Sunday, May 22, 2016

Using a Makefile with a Database

A makefile is a convenient and efficient way to run a multi-step process that creates or modifies files.  However, when one step of that process is to extract data from a server-based database, make has no inherent ability to determine when the data in the database has last been changed, and therefore, whether the data extraction step needs to be re-run.

The following Python program ( addresses this problem. It updates the modification date of a specific flag file (named db_updated.flag by default), creating the file if it does not already exist. This code is written to be used with a PostgreSQL database, but can be easily modified for other databases.

The program requires that the database contain at least one table with a column that contains a revision date (and time), either for that table or for the database as a whole. Command-line options can be used to specify the table(s) to be checked, and the name of the column to be checked. If neither is specified, a default table name of "auditlog" is used, and a default column name of "rev_time" is used.

Command-line options and arguments are: [-t table] [-c column] [-u user] server database

Multiple -t options may be specified; the latest revision date of any of the tables will be used to set the modification date of the db_updated.flag file. If a user name is specified, the program will prompt for a password.
import argparse
import psycopg2
import getpass
import os
import os.path
import time

FLAG_FILE = 'db_updated.flag'

def get_user(server_name, database_name):
 user_name = raw_input("User name for %s database %s: " % (server_name, database_name))
 return user_name

def get_password(server_name, database_name, user_name):
 passwd = getpass.getpass("Password for user %s on %s database %s: " % (user_name, server_name, database_name))
 return passwd

def clparser():
 desc_msg = "Create or update the  database flag file if the given database has been recently modified."
 parser = argparse.ArgumentParser(description=desc_msg)
 parser.add_argument('-u', '--db_user', dest='db_user', action='store')
 parser.add_argument('-t', '--table', dest='table', action='append')
 parser.add_argument('-c', '--column', dest='column', action='store')
 parser.add_argument('server', action='store')
 parser.add_argument('database', action='store')
 return parser

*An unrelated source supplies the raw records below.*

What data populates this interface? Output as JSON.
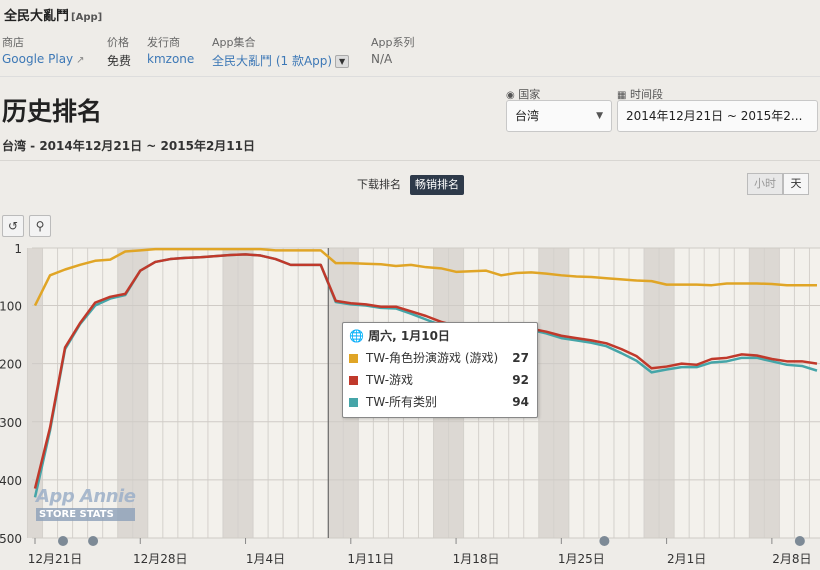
{
  "app": {
    "name": "全民大亂鬥",
    "tag": "[App]"
  },
  "meta": {
    "store_label": "商店",
    "store_value": "Google Play",
    "price_label": "价格",
    "price_value": "免费",
    "publisher_label": "发行商",
    "publisher_value": "kmzone",
    "collection_label": "App集合",
    "collection_value": "全民大亂鬥 (1 款App)",
    "series_label": "App系列",
    "series_value": "N/A"
  },
  "page": {
    "title": "历史排名",
    "subtitle": "台湾 - 2014年12月21日 ~ 2015年2月11日"
  },
  "filters": {
    "country_label": "国家",
    "country_value": "台湾",
    "period_label": "时间段",
    "period_value": "2014年12月21日 ~ 2015年2..."
  },
  "tabs": {
    "download": "下载排名",
    "grossing": "畅销排名",
    "active": "grossing"
  },
  "granularity": {
    "hour": "小时",
    "day": "天",
    "active": "day"
  },
  "icons": {
    "reset": "reset-icon",
    "zoom": "zoom-icon",
    "external": "external-link-icon",
    "globe": "globe-icon",
    "calendar": "calendar-icon"
  },
  "tooltip": {
    "date": "周六, 1月10日",
    "rows": [
      {
        "label": "TW-角色扮演游戏 (游戏)",
        "value": "27",
        "color": "#e0a526"
      },
      {
        "label": "TW-游戏",
        "value": "92",
        "color": "#c0392b"
      },
      {
        "label": "TW-所有类别",
        "value": "94",
        "color": "#45a5a8"
      }
    ]
  },
  "watermark": {
    "line1": "App Annie",
    "line2": "STORE STATS"
  },
  "chart_data": {
    "type": "line",
    "title": "",
    "ylim": [
      1,
      500
    ],
    "yaxis_inverted": true,
    "ytick_labels": [
      "1",
      "100",
      "200",
      "300",
      "400",
      "500"
    ],
    "xtick_labels": [
      "12月21日",
      "12月28日",
      "1月4日",
      "1月11日",
      "1月18日",
      "1月25日",
      "2月1日",
      "2月8日"
    ],
    "x": [
      "12-21",
      "12-22",
      "12-23",
      "12-24",
      "12-25",
      "12-26",
      "12-27",
      "12-28",
      "12-29",
      "12-30",
      "12-31",
      "01-01",
      "01-02",
      "01-03",
      "01-04",
      "01-05",
      "01-06",
      "01-07",
      "01-08",
      "01-09",
      "01-10",
      "01-11",
      "01-12",
      "01-13",
      "01-14",
      "01-15",
      "01-16",
      "01-17",
      "01-18",
      "01-19",
      "01-20",
      "01-21",
      "01-22",
      "01-23",
      "01-24",
      "01-25",
      "01-26",
      "01-27",
      "01-28",
      "01-29",
      "01-30",
      "01-31",
      "02-01",
      "02-02",
      "02-03",
      "02-04",
      "02-05",
      "02-06",
      "02-07",
      "02-08",
      "02-09",
      "02-10",
      "02-11"
    ],
    "series": [
      {
        "name": "TW-角色扮演游戏 (游戏)",
        "color": "#e0a526",
        "values": [
          100,
          48,
          38,
          30,
          23,
          21,
          7,
          5,
          3,
          3,
          3,
          3,
          3,
          3,
          3,
          3,
          5,
          5,
          5,
          5,
          27,
          27,
          28,
          29,
          32,
          30,
          34,
          36,
          42,
          41,
          40,
          48,
          44,
          43,
          45,
          48,
          50,
          51,
          53,
          55,
          57,
          58,
          64,
          64,
          64,
          65,
          62,
          62,
          62,
          63,
          65,
          65,
          65
        ]
      },
      {
        "name": "TW-游戏",
        "color": "#c0392b",
        "values": [
          415,
          310,
          172,
          130,
          95,
          85,
          80,
          40,
          25,
          20,
          18,
          17,
          15,
          13,
          12,
          14,
          20,
          30,
          30,
          30,
          92,
          96,
          98,
          102,
          102,
          110,
          118,
          128,
          135,
          135,
          132,
          140,
          140,
          140,
          145,
          152,
          156,
          160,
          165,
          175,
          187,
          208,
          205,
          200,
          202,
          192,
          190,
          184,
          186,
          192,
          196,
          196,
          200
        ]
      },
      {
        "name": "TW-所有类别",
        "color": "#45a5a8",
        "values": [
          430,
          315,
          175,
          132,
          100,
          88,
          82,
          40,
          25,
          20,
          18,
          17,
          15,
          13,
          12,
          14,
          20,
          30,
          30,
          30,
          94,
          98,
          100,
          104,
          105,
          114,
          124,
          134,
          140,
          140,
          137,
          143,
          142,
          142,
          148,
          156,
          160,
          164,
          170,
          182,
          195,
          215,
          210,
          206,
          206,
          198,
          196,
          190,
          190,
          196,
          202,
          204,
          212
        ]
      }
    ]
  }
}
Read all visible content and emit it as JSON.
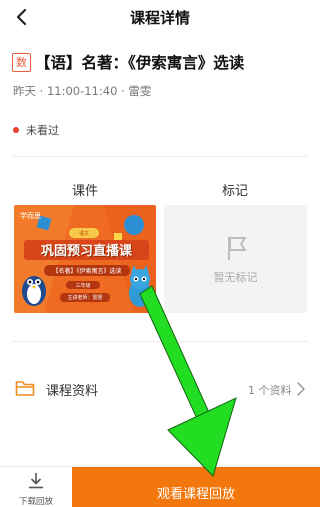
{
  "header": {
    "title": "课程详情"
  },
  "course": {
    "subject_badge": "数",
    "title": "【语】名著：《伊索寓言》选读",
    "meta": "昨天 · 11:00-11:40 · 雷雯",
    "status": "未看过"
  },
  "tabs": {
    "courseware": "课件",
    "marks": "标记"
  },
  "courseware_card": {
    "logo": "学而思",
    "tag": "语文",
    "title": "巩固预习直播课",
    "subtitle": "【名著】《伊索寓言》选读",
    "grade": "三年级",
    "teacher": "主讲老师：雷雯"
  },
  "marks_card": {
    "empty_text": "暂无标记"
  },
  "materials": {
    "label": "课程资料",
    "count": "1 个资料"
  },
  "bottom": {
    "download_label": "下载回放",
    "watch_label": "观看课程回放"
  },
  "colors": {
    "accent": "#f2770d",
    "status_dot": "#e8402c",
    "arrow": "#22dd22"
  }
}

def main():
 parser = clparser()
 arg = parser.parse_args()
 if not os.path.exists(FLAG_FILE):
  open(FLAG_FILE, 'a').close()
 if arg.db_user:
  db_user = arg.db_user
  pw = get_password(arg.server, arg.database, db_user)
  conn = psycopg2.connect(host=arg.server, database=arg.database, port=5432, user=unicode(db_user), password=unicode(pw))
  conn = psycopg2.connect(host=arg.server, database=arg.database, port=5432)
 curs = conn.cursor()
 column = arg.column or "rev_time"
 if arg.table:
  tables = 0
  sql = ''
  for t in arg.table:
   if tables > 0:
    sql = sql + " union "
   tables += 1
   sql = sql + "select max(%s) as latest from %s" % (column, t)
  if tables > 1:
   sql = "select max(latest) from (%s) as all_t" % sql
  sql = sql + ";"
  sql = "select max(%s) from auditlog;" % column
 revtime = time.mktime(curs.fetchone()[0].timetuple())
 os.utime(FLAG_FILE, (revtime, revtime))


This can be used in a makefile like the example below. This example extracts data from a database and then runs an R script to further summarize the data.  The input and output file names for the R script are shown on the command line here, though encoding them in the script itself may be more convenient in many cases than parsing the command line in R.

.PHONY: all

all: db_updated.flag data_summary.csv -u user_name server_name db_name

data_summary.csv: data.csv summary_stats.R
 Rscript --vanilla summary_stats.R data.csv data_summary.csv

data.csv: db_updated.flag get_data.sql -tp -u user_name get_data.sql server_name db_name

db_updated.flag: -u user_name server_name db_name

In this example, neither a table name nor a column name are included as arguments to These may be needed in some circumstances, or the program modified so that the defaults are appropriate for the circumstances in which it is used.